Case in point: I had two back-to-back awful experiences at the kids' favorite breakfast restaurant. (We'll call it "Schwinternational House of Pancakes" to protect their identity.) I was so incensed that I labored for two hours over a letter to the store manager, explaining exactly what happened and exactly how disappointed I was, blah, blah, blah. I couldn't believe that upon receipt of my letter the manager didn't immediately issue me a letter of regret and some kind of large-denomination gift card. Instead, she called me and after some brusque questioning, reluctantly offered to cover our check next time we came in, as long as I announced our presence upon entering. We did end up having breakfast there again, but I was too embarrassed/afraid to say, "Yes, hello, I'd like to see your store manager, please? I'm the lady who wrote about how much our last visit sucked."

That noise you hear in your head right now is the cooking staff hawking up a revenge loogie into my crepes.

So now I still carry around this bad feeling of, "Hey, I should get a free meal at S.H.O.P., but I can't because I fear the embarrassment of being identified as The Complainer in front of the staff who will cook and serve my food." And I wrote that letter a month-and-a-half ago.

You think I sound pathetic, huh? You ain't heard nothing yet. What about last weekend, when I was at an away-game with my 7-year-old cheerleader? I noticed that as the cheerleaders were cheering, three of the football players (also 7 years old) were standing a little to the side of them, mocking them. How the heat rushed to my face! How my hands curled into tight little fists of outrage! How dare those little boys make fun of the cheerleaders who were cheering for them? What kind of sportsmanship is that?

For the rest of the game, I was all pins and needles, that feeling that you have on oral report day when you are not sure when the teacher will call you up to the front of the room to deliver your hastily-written oration on the Teapot Dome scandal. I wanted to say something to the football coaches so that they could tell their players to be respectful of their comrades in the pleated skirts. I envisioned the coach thanking me for bringing this matter to his attention and then having a meaningful talk with his team. Then, at halftime, after the girls went out to do their special cheer and dance routine, the football players would run out onto the field and do a synchronized routine, spelling out "THANK YOU, CHEERLEADERS" with their bodies.

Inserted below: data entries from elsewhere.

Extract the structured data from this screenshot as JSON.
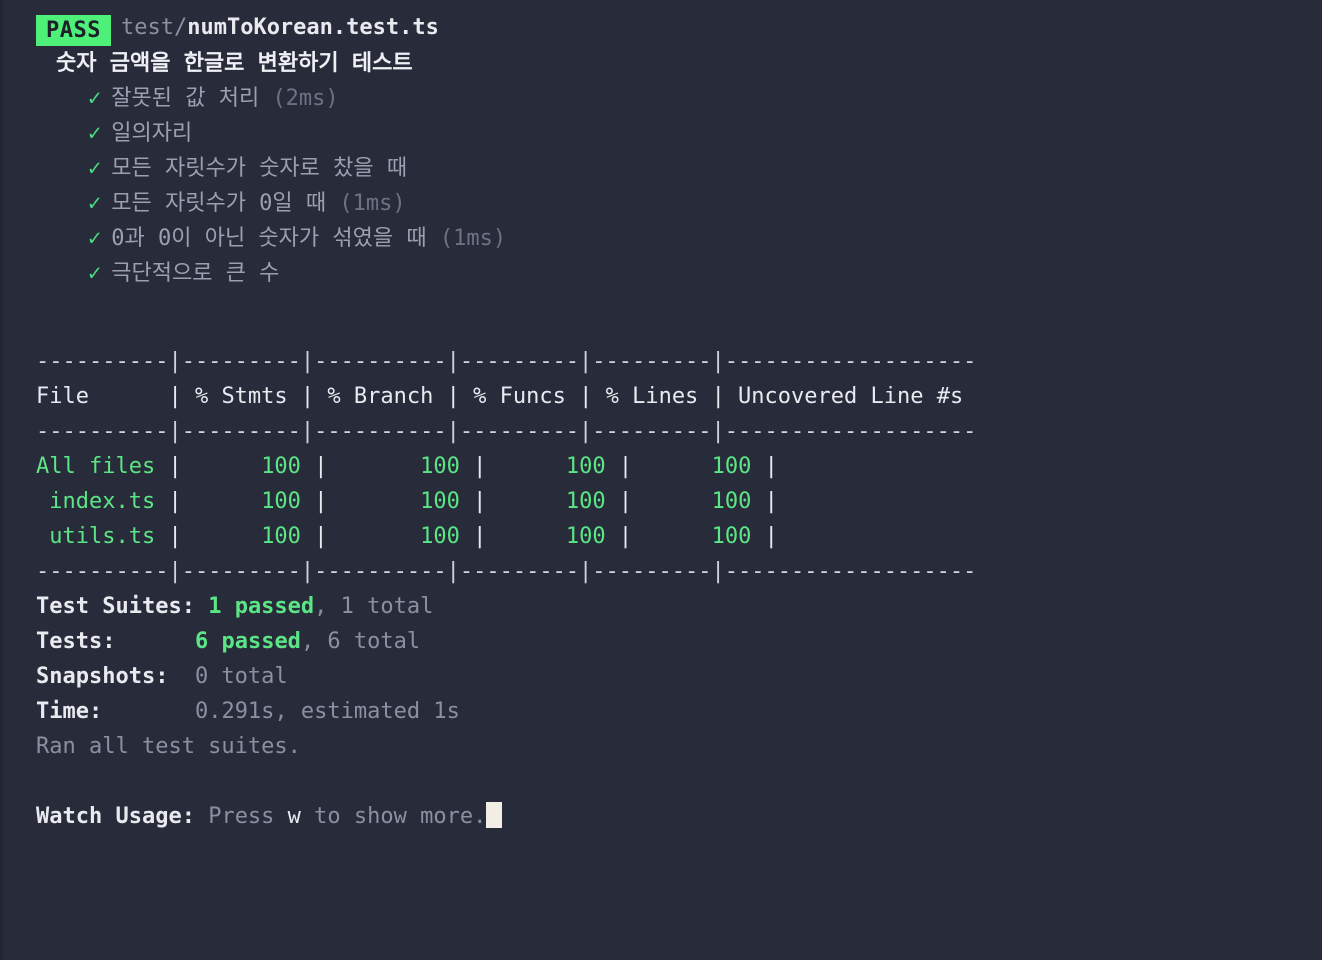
{
  "terminal": {
    "background": "#282c3a",
    "foreground": "#d8dae3",
    "accent_green": "#5be584",
    "badge_green": "#4ef07a",
    "dim_gray": "#8b90a0"
  },
  "suite": {
    "status_badge": "PASS",
    "path_prefix": "test/",
    "file_name": "numToKorean.test.ts",
    "describe": "숫자 금액을 한글로 변환하기 테스트",
    "check_icon": "✓",
    "tests": [
      {
        "name": "잘못된 값 처리",
        "duration": "(2ms)"
      },
      {
        "name": "일의자리",
        "duration": ""
      },
      {
        "name": "모든 자릿수가 숫자로 찼을 때",
        "duration": ""
      },
      {
        "name": "모든 자릿수가 0일 때",
        "duration": "(1ms)"
      },
      {
        "name": "0과 0이 아닌 숫자가 섞였을 때",
        "duration": "(1ms)"
      },
      {
        "name": "극단적으로 큰 수",
        "duration": ""
      }
    ]
  },
  "coverage": {
    "separator": "----------|---------|----------|---------|---------|-------------------",
    "header": {
      "file": "File      ",
      "stmts": " % Stmts ",
      "branch": " % Branch ",
      "funcs": " % Funcs ",
      "lines": " % Lines ",
      "uncovered": " Uncovered Line #s "
    },
    "columns": [
      "File",
      "% Stmts",
      "% Branch",
      "% Funcs",
      "% Lines",
      "Uncovered Line #s"
    ],
    "rows": [
      {
        "file": "All files",
        "file_cell": "All files ",
        "stmts": "100",
        "branch": "100",
        "funcs": "100",
        "lines": "100",
        "uncovered": ""
      },
      {
        "file": "index.ts",
        "file_cell": " index.ts ",
        "stmts": "100",
        "branch": "100",
        "funcs": "100",
        "lines": "100",
        "uncovered": ""
      },
      {
        "file": "utils.ts",
        "file_cell": " utils.ts ",
        "stmts": "100",
        "branch": "100",
        "funcs": "100",
        "lines": "100",
        "uncovered": ""
      }
    ]
  },
  "summary": {
    "suites_label": "Test Suites:",
    "suites_passed": "1 passed",
    "suites_rest": ", 1 total",
    "tests_label": "Tests:",
    "tests_pad": "      ",
    "tests_passed": "6 passed",
    "tests_rest": ", 6 total",
    "snapshots_label": "Snapshots:",
    "snapshots_value": "  0 total",
    "time_label": "Time:",
    "time_pad": "       ",
    "time_value": "0.291s, estimated 1s",
    "ran_all": "Ran all test suites."
  },
  "watch": {
    "label": "Watch Usage:",
    "press": " Press ",
    "key": "w",
    "rest": " to show more."
  }
}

But none of that happened. (I know - surprising, right?) I was too embarrassed and too nervous to mention the incident to the coaches - they all looked so busy, so intense, calling out plays and yelling at players who missed the block or didn't hold the line. So I left the game with a sense of, "That's not fair! Those players should appreciate that these girls came here to work hard as a team, too!"

The end result in both of these scenarios is that I am both overreacting and feeling like a sucker at the same time. When something stupid happens that isn't fair, I should either let it go and really, truly fuhgeddaboutit, or I should own my immature complaining-ness and bitch to high heaven until I get the resolution I want.

Speaking of which, who do I write to at FOX with my concerns about that godawful season premiere of House last night?


  1. Excellent oral report choice on the topic of "fair."

  2. Thank you, B.T. I scribbled it this morning in homeroom.